Mr Obama might ignore Mr Podesta's detailed departmental suggestions, but he and his aides are expected to give serious consideration to many of them. Some indication of Mr Obama's priorities for government came in an answer he gave during the final presidential debate. Asked what sacrifices he would expect of Americans to get the country moving, Mr Obama cited reform of energy consumption. With an economic hurricane battering the country, plans for health care reform may have to make way for keeping people in their homes.
Mr Podesta created the Centre for American Progress think-tank just over four years ago to provide an antidote to the Heritage Foundation, the conservative intellectual powerhouse of the right. Today it has 150 staff and spends more than $25m a year.
Jennifer Palmieri, another former Clinton White House official and now spokeswoman for the centre, describes the organisation as a Democratic "government in waiting". But she expects it to speak out if it disagrees with an Obama administration.

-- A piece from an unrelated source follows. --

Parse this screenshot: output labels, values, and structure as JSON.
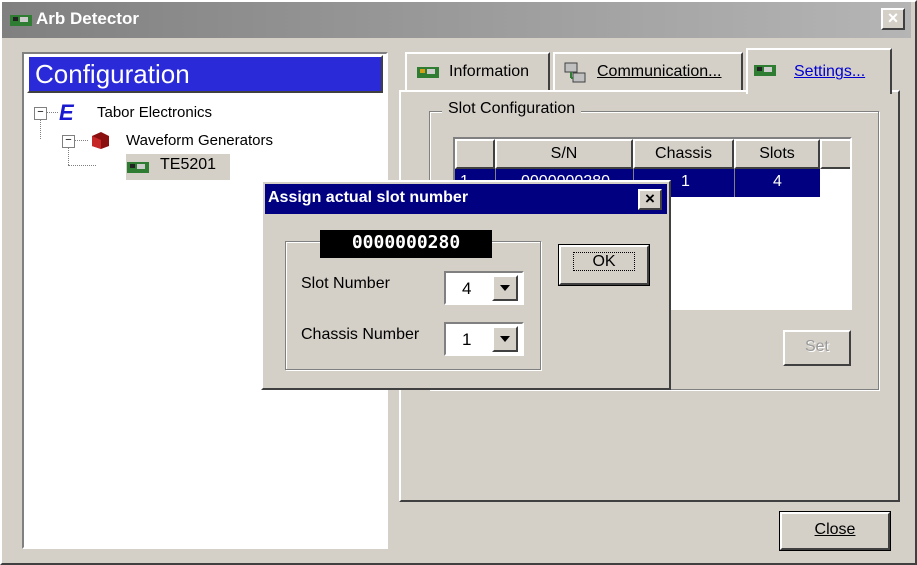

"There will be times we will be an irritant," said Ms Palmieri.
Regime change: How past presidents chose their teams
Jimmy Carter Elected 2 November 1976
A stranger to Washington and anxious to avoid the bunker mentality of the Nixon presidency, Jimmy Carter chose his cabinet well before announcing his White House staff. Five weeks after the election, Cyrus Vance was named as secretary of state. By 23 December, Carter had completed his cabinet selections.
Ronald Reagan Elected 4 November 1980
Reagan's team opened the doors to ideologues from the Heritage Foundation who set about instituting the "Reagan Revolution". Led by Reagan's chief of staff in Sacramento, Ed Meese, the transition team filtered nominees through a "kitchen cabinet" of Reagan's California friends. On 22 December, Reagan added a lone black (Samuel Pierce, housing and urban development) and lone woman (Jeane Kirkpatrick, United Nations) to his cabinet.
Bill Clinton Elected 3 November 1992
The Clinton transition was downright chaotic. In 1992, Warren Christopher ran Bill Clinton's drama-filled transition team and his vice-presidential search.
The first few weeks of the Clinton administration were packed with crises, starting with the nomination of Zoe Baird as his Attorney General. It turned out she had hired two illegal immigrants to work in her home and not paid social security taxes.